BALLINA MP Tamara Smith has paid tribute to writer Richard Neville, the OZ magazine co-founder once subject to Britain's longest-running obscenity trial, after his death at age 74.
Mr Neville spent his final years in Byron Bay, with early-onset dementia first starting to affect his curious and imaginative mind in his mid-60s.
Ms Smith told NSW Parliament she remembered OZ as a magazine of dissent built on the credo of lampooning and offending as many establishment icons and values as it could.
Mr Neville, alongside OZ co-founder Richard Walsh and artist Martin Sharp, were twice tried and found guilty of printing an obscene publication.
"Neville was given a prison sentence for publishing a photo of himself and two other men urinating into a fountain,” Ms Smith told parliament.
"The public outrage at the sentencing and censorship of the magazine that followed provided the social
backdrop to Neville being acquitted on appeal.
"The whole experience certainly raised the profile of the magazine and Neville himself. Richard Neville had not learned any lesson from this experience.
"After travelling the hippie trail overland from Australia to London he founded the London OZ in 1967, working with Martin Sharp again.
"Again he found himself convicted of obscenity. The magazine had captured the ire of the obscene publications squad.”
John Lennon and Yoko Ono joined protest marches against the convictions and they were eventually overturned on appeal.
Ms Smith said Mr Neville became increasingly interested in environmental sustainability during his older years.
"As part of his own television show Extra Dimensions he sought out alternative, non-mainstream projects that in turn eventually led to him exploring environmental issues and co-launching the Australian Futures Foundation, which helps businesses plan for the future, and gets businesses and environmental organisations working together to achieve outcomes,” Ms Smith said.
"Richard Neville's blog also dealt with environmental issues, and he spoke very strongly against militarism and war.
"Richard continued to write and he produced several books including Hippie Hippie Shake, his recollection of the 1960s, which was turned into a film in 2010 but is still unreleased.”
Ms Smith suggested the peak of Mr Neville's fame may have been when actor Hugh Grant portrayed him in the 1991 television drama The Trials of OZ.
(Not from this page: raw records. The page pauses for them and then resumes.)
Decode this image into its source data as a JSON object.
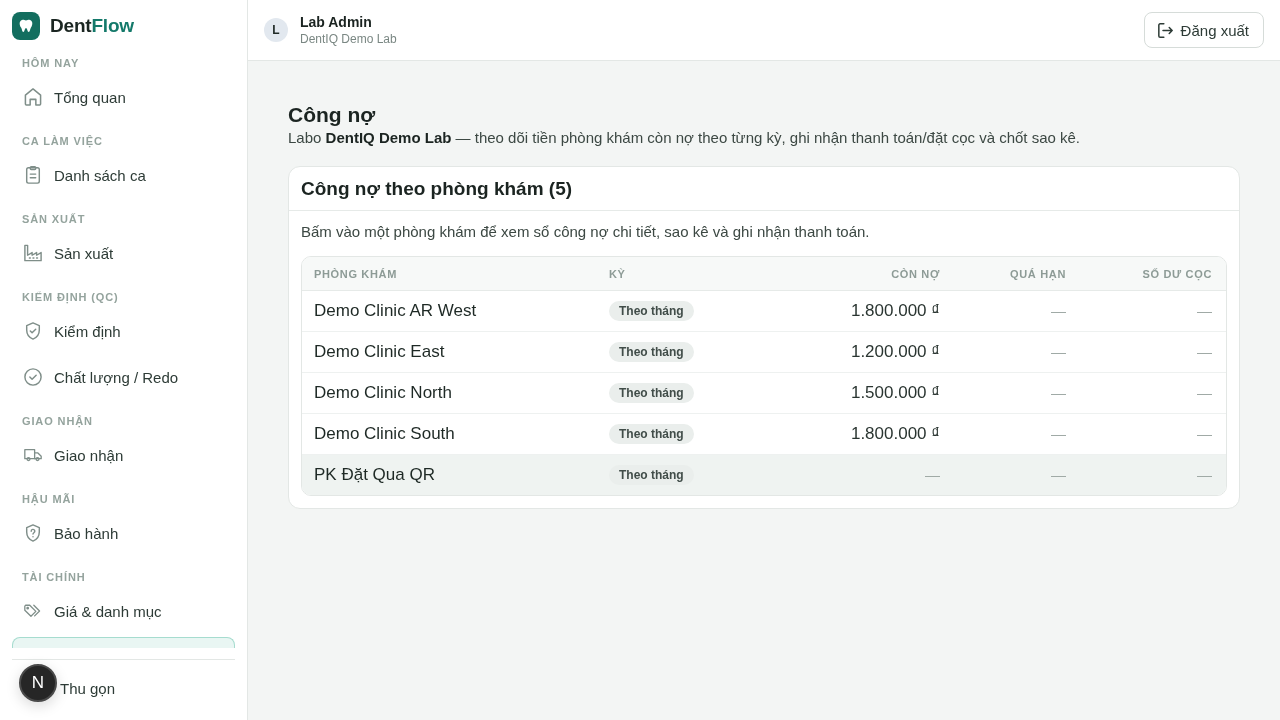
{
  "sidebar": {
    "brand": {
      "name": "Dent",
      "accent": "Flow"
    },
    "sections": [
      {
        "label": "HÔM NAY",
        "items": [
          {
            "label": "Tổng quan",
            "selected": false
          }
        ]
      },
      {
        "label": "CA LÀM VIỆC",
        "items": [
          {
            "label": "Danh sách ca",
            "selected": false
          }
        ]
      },
      {
        "label": "SẢN XUẤT",
        "items": [
          {
            "label": "Sản xuất",
            "selected": false
          }
        ]
      },
      {
        "label": "KIỂM ĐỊNH (QC)",
        "items": [
          {
            "label": "Kiểm định",
            "selected": false
          },
          {
            "label": "Chất lượng / Redo",
            "selected": false
          }
        ]
      },
      {
        "label": "GIAO NHẬN",
        "items": [
          {
            "label": "Giao nhận",
            "selected": false
          }
        ]
      },
      {
        "label": "HẬU MÃI",
        "items": [
          {
            "label": "Bảo hành",
            "selected": false
          }
        ]
      },
      {
        "label": "TÀI CHÍNH",
        "items": [
          {
            "label": "Giá & danh mục",
            "selected": false
          },
          {
            "selected": true
          }
        ]
      }
    ],
    "collapse_button": {
      "label": "Thu gọn"
    }
  },
  "dev_badge": {
    "label": "N"
  },
  "header": {
    "user": {
      "avatar": "L",
      "name": "Lab Admin",
      "organization": "DentIQ Demo Lab"
    },
    "logout_button": {
      "label": "Đăng xuất"
    }
  },
  "page": {
    "title": "Công nợ",
    "subtitle": "Labo **DentIQ Demo Lab** — theo dõi tiền phòng khám còn nợ theo từng kỳ, ghi nhận thanh toán/đặt cọc và chốt sao kê."
  },
  "card": {
    "title": "Công nợ theo phòng khám (5)",
    "description": "Bấm vào một phòng khám để xem sổ công nợ chi tiết, sao kê và ghi nhận thanh toán.",
    "table": {
      "columns": [
        "PHÒNG KHÁM",
        "KỲ",
        "CÒN NỢ",
        "QUÁ HẠN",
        "SỐ DƯ CỌC"
      ],
      "rows": [
        {
          "clinic": "Demo Clinic AR West",
          "period": "Theo tháng",
          "outstanding": "1.800.000 ₫",
          "overdue": "—",
          "deposit_balance": "—",
          "hovered": false
        },
        {
          "clinic": "Demo Clinic East",
          "period": "Theo tháng",
          "outstanding": "1.200.000 ₫",
          "overdue": "—",
          "deposit_balance": "—",
          "hovered": false
        },
        {
          "clinic": "Demo Clinic North",
          "period": "Theo tháng",
          "outstanding": "1.500.000 ₫",
          "overdue": "—",
          "deposit_balance": "—",
          "hovered": false
        },
        {
          "clinic": "Demo Clinic South",
          "period": "Theo tháng",
          "outstanding": "1.800.000 ₫",
          "overdue": "—",
          "deposit_balance": "—",
          "hovered": false
        },
        {
          "clinic": "PK Đặt Qua QR",
          "period": "Theo tháng",
          "outstanding": "—",
          "overdue": "—",
          "deposit_balance": "—",
          "hovered": true
        }
      ]
    }
  }
}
She guessed the portrayal would have "both amused and horrified him at the same time”.
"Richard Neville is survived by his wife and speechwriter Julie Clarke and their daughters Lucy and Angelica,” she continued.
"On his blog, the last entry dated 1 September, 2009, is a kind of blank-verse poem that opens with the words: 'A tragedy for humanity is that thinkers, philosophers & futurists, are 40 years ahead of politicians when it comes to sounding alarms'.
"I hope that the politicians in this place can look at Richard Neville's life and heed the alarms he was sounding about our environment and our future as a human race.”